EXERCISE: Could you write out the whole listing exactly as it appears?

DATA FOR ANALYSIS:
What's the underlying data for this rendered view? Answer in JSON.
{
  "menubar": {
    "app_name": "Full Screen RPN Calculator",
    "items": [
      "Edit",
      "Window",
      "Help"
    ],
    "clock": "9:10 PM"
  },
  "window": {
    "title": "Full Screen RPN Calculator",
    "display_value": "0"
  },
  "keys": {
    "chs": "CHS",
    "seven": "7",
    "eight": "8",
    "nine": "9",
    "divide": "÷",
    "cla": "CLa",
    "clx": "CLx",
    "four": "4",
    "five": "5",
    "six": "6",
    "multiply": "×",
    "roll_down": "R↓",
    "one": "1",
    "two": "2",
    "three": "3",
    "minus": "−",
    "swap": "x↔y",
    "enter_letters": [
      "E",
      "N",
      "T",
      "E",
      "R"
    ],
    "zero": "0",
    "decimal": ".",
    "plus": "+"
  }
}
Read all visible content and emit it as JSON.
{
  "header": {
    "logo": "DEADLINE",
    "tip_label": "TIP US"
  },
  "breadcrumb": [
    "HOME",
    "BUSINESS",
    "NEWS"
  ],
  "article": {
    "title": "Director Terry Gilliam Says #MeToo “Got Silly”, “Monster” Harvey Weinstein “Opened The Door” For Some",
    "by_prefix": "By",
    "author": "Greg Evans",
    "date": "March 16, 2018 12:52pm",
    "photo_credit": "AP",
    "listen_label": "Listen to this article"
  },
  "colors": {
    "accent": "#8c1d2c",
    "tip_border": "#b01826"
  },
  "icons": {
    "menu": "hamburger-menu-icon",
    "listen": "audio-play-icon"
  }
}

ANSWER SECTION:
What's the underlying data for this rendered view? Answer in JSON.
{
  "menubar": {
    "app_name": "Full Screen RPN Calculator",
    "items": [
      "Edit",
      "Window",
      "Help"
    ],
    "clock": "9:10 PM"
  },
  "window": {
    "title": "Full Screen RPN Calculator",
    "display_value": "0"
  },
  "keys": {
    "chs": "CHS",
    "seven": "7",
    "eight": "8",
    "nine": "9",
    "divide": "÷",
    "cla": "CLa",
    "clx": "CLx",
    "four": "4",
    "five": "5",
    "six": "6",
    "multiply": "×",
    "roll_down": "R↓",
    "one": "1",
    "two": "2",
    "three": "3",
    "minus": "−",
    "swap": "x↔y",
    "enter_letters": [
      "E",
      "N",
      "T",
      "E",
      "R"
    ],
    "zero": "0",
    "decimal": ".",
    "plus": "+"
  }
}
Read all visible content and emit it as JSON.
{
  "header": {
    "logo": "DEADLINE",
    "tip_label": "TIP US"
  },
  "breadcrumb": [
    "HOME",
    "BUSINESS",
    "NEWS"
  ],
  "article": {
    "title": "Director Terry Gilliam Says #MeToo “Got Silly”, “Monster” Harvey Weinstein “Opened The Door” For Some",
    "by_prefix": "By",
    "author": "Greg Evans",
    "date": "March 16, 2018 12:52pm",
    "photo_credit": "AP",
    "listen_label": "Listen to this article"
  },
  "colors": {
    "accent": "#8c1d2c",
    "tip_border": "#b01826"
  },
  "icons": {
    "menu": "hamburger-menu-icon",
    "listen": "audio-play-icon"
  }
}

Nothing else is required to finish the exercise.